● **Your goal**: Please count the lines in the listing below where the word "subject" appears. Give the number only.

+-------+

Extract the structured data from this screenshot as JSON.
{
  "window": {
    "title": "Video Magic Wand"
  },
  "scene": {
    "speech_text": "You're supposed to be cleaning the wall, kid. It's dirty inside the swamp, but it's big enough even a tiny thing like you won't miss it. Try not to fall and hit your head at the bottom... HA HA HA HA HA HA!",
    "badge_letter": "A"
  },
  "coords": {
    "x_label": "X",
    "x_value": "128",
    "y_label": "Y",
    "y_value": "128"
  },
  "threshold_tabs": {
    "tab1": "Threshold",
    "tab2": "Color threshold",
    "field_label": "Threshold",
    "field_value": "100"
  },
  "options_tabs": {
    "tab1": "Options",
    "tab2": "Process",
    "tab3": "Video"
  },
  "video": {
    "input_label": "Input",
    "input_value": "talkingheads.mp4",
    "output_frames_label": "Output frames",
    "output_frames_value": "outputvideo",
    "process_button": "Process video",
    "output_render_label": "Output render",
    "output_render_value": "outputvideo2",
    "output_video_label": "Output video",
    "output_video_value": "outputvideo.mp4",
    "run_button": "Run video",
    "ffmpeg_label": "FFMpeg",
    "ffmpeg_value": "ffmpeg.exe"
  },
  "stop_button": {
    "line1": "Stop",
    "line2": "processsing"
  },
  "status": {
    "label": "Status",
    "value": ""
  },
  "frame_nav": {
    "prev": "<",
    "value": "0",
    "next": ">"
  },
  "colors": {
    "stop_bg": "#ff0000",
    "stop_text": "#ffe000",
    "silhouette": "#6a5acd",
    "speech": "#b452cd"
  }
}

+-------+

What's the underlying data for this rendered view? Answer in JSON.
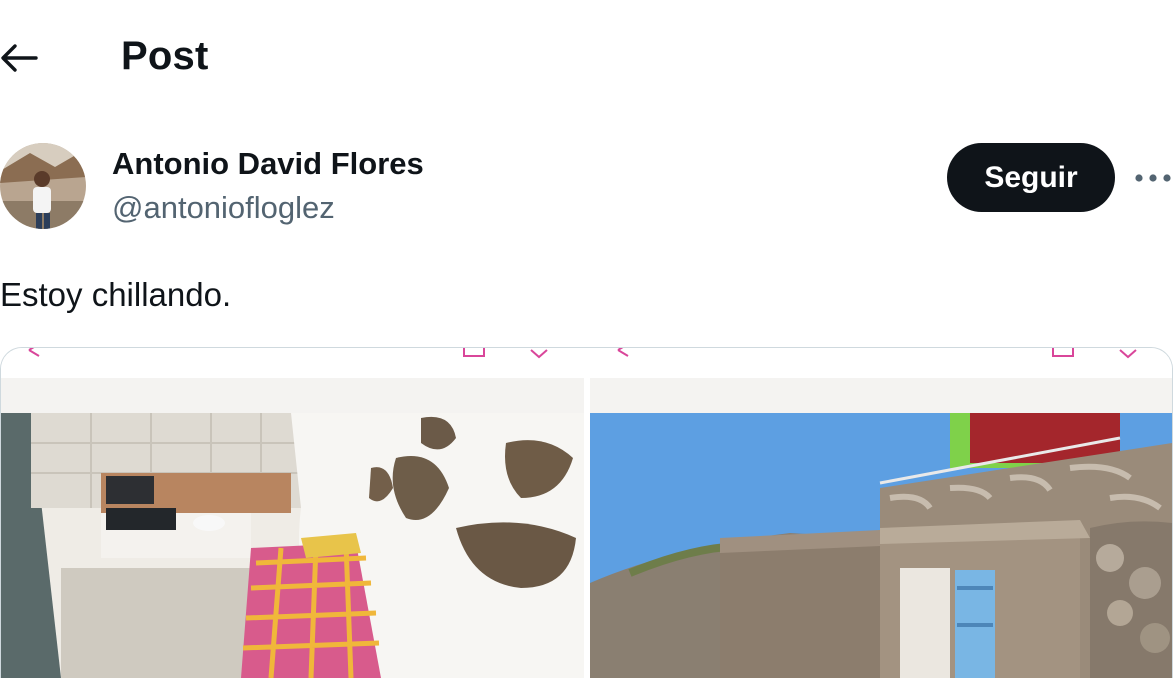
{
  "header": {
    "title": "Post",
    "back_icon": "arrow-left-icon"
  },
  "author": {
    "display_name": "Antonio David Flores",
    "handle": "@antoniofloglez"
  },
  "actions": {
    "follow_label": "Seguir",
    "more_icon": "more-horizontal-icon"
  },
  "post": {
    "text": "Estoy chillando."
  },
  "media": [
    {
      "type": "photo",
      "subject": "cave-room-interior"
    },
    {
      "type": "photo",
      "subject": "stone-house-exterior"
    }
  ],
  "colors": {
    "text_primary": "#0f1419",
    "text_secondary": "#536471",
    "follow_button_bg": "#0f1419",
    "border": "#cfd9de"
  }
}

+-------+

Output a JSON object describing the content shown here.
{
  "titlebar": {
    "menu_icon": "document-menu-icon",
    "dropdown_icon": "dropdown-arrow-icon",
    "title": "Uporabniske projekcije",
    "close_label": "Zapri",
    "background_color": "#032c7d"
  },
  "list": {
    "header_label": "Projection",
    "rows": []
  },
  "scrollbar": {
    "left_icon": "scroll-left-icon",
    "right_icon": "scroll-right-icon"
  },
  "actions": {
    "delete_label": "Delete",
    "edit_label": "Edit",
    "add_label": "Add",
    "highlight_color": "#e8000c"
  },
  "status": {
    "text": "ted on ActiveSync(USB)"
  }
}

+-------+

● **Your response**: 2